===== Working data

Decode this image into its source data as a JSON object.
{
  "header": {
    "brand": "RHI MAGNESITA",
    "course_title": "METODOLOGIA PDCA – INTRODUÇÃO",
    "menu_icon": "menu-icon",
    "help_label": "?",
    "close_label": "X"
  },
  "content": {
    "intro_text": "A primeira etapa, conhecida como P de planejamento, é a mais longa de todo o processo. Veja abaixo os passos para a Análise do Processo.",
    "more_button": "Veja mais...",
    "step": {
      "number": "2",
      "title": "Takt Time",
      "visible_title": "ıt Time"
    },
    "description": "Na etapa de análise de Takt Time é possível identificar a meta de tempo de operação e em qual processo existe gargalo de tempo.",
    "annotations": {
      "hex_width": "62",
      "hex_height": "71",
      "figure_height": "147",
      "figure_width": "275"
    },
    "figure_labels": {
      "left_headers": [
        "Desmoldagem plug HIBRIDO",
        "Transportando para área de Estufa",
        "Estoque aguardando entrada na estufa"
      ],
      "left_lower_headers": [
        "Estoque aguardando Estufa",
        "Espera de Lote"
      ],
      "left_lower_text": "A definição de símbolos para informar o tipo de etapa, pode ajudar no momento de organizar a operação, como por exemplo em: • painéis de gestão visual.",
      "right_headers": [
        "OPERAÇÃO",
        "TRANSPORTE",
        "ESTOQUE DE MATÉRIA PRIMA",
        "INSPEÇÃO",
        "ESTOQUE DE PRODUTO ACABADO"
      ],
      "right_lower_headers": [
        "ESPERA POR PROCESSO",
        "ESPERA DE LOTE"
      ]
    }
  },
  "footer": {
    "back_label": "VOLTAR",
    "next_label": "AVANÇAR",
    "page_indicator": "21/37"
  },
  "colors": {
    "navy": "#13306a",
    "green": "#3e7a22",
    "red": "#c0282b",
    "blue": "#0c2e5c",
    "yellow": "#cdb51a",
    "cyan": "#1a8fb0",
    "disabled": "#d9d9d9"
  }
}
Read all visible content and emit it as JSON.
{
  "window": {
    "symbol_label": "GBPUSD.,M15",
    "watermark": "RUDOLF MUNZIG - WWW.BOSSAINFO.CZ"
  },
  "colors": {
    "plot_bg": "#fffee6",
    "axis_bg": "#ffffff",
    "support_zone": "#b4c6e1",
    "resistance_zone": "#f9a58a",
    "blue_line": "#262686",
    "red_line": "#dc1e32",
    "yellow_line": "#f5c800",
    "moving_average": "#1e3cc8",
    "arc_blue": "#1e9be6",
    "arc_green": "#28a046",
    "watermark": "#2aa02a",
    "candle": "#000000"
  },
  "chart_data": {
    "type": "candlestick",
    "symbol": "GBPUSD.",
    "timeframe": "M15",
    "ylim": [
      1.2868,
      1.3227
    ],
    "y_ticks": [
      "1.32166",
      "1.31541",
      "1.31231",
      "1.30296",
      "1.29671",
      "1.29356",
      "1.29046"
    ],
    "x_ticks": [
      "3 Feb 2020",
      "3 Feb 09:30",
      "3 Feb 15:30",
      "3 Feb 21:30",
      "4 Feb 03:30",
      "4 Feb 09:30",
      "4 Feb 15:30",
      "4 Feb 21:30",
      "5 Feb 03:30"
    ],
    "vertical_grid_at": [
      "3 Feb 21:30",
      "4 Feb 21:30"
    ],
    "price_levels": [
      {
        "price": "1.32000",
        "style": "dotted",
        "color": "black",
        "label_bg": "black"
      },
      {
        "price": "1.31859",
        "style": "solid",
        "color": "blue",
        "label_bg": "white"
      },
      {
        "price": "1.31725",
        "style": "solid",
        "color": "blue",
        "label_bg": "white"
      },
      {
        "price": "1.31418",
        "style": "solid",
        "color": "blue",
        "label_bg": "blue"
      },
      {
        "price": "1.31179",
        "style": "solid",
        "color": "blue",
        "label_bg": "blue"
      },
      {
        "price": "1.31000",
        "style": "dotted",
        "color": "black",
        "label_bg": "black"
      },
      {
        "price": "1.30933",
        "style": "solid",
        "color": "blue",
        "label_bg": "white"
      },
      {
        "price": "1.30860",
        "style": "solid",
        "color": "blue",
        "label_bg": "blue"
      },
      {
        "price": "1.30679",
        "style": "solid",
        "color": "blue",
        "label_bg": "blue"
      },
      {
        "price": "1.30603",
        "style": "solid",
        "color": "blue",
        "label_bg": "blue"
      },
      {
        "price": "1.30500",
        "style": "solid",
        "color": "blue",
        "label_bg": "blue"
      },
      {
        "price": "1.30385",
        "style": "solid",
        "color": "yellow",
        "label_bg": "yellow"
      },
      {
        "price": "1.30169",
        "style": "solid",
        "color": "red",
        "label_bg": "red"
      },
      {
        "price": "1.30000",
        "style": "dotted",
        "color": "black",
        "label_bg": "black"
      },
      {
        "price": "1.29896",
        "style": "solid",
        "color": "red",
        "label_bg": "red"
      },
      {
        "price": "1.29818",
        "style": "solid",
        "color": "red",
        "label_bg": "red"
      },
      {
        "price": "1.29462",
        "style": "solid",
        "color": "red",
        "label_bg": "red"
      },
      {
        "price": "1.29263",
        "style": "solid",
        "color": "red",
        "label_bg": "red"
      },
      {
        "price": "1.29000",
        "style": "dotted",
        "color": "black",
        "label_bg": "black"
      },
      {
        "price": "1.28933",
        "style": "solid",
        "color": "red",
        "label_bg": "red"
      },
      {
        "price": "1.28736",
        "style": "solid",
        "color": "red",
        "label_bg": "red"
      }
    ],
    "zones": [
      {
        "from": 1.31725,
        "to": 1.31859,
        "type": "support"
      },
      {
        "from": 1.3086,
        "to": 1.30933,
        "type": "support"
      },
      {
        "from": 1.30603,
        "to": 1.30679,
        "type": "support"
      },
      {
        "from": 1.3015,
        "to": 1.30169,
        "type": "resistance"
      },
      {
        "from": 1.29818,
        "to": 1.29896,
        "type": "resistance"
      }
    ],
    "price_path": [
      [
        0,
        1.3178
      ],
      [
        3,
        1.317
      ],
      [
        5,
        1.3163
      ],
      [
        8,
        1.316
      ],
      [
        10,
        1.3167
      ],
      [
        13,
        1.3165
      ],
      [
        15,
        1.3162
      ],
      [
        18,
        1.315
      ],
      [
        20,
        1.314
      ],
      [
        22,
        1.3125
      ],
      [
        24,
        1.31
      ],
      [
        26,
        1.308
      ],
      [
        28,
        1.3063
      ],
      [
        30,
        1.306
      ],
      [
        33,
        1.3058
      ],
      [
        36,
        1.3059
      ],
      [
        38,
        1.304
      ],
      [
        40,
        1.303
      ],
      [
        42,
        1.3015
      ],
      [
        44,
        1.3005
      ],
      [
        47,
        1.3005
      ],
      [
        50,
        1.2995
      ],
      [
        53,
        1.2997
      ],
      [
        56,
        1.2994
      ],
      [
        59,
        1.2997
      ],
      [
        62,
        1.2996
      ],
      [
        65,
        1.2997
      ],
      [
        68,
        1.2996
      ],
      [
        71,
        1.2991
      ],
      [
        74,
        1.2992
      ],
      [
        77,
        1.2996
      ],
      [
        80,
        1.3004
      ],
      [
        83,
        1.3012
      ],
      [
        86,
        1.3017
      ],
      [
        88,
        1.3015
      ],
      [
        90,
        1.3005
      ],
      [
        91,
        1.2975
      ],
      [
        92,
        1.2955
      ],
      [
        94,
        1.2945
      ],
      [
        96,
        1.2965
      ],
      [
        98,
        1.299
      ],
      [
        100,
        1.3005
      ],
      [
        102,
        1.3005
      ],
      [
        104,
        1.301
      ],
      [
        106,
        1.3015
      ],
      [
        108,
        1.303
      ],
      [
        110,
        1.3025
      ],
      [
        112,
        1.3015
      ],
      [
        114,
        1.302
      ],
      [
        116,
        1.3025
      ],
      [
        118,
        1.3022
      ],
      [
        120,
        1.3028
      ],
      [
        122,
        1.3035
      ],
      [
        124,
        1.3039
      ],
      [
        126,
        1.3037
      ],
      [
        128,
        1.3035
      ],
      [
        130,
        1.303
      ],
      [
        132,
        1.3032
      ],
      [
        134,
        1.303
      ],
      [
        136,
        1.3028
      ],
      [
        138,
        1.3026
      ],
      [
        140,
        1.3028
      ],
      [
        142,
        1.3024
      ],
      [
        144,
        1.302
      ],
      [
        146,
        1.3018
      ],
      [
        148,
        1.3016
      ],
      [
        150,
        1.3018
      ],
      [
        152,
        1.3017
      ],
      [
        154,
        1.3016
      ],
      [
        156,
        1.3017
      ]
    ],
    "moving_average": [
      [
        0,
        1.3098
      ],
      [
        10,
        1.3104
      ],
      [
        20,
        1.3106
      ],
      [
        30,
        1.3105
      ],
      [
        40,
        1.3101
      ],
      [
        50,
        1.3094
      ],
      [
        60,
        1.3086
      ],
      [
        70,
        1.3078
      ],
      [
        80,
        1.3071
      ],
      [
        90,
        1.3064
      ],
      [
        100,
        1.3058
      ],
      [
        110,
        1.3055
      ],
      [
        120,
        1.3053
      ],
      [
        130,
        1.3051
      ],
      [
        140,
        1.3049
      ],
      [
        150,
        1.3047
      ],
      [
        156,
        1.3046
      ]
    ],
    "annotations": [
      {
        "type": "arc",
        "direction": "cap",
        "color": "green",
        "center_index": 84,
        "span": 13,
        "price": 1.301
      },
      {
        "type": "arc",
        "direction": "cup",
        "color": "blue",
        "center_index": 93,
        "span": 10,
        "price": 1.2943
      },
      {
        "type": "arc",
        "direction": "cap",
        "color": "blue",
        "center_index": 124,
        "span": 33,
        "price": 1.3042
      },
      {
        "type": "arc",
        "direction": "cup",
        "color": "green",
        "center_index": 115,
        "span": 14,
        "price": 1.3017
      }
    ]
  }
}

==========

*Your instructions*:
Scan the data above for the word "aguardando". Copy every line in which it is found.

*Exercise result*:
        "Estoque aguardando entrada na estufa"
        "Estoque aguardando Estufa",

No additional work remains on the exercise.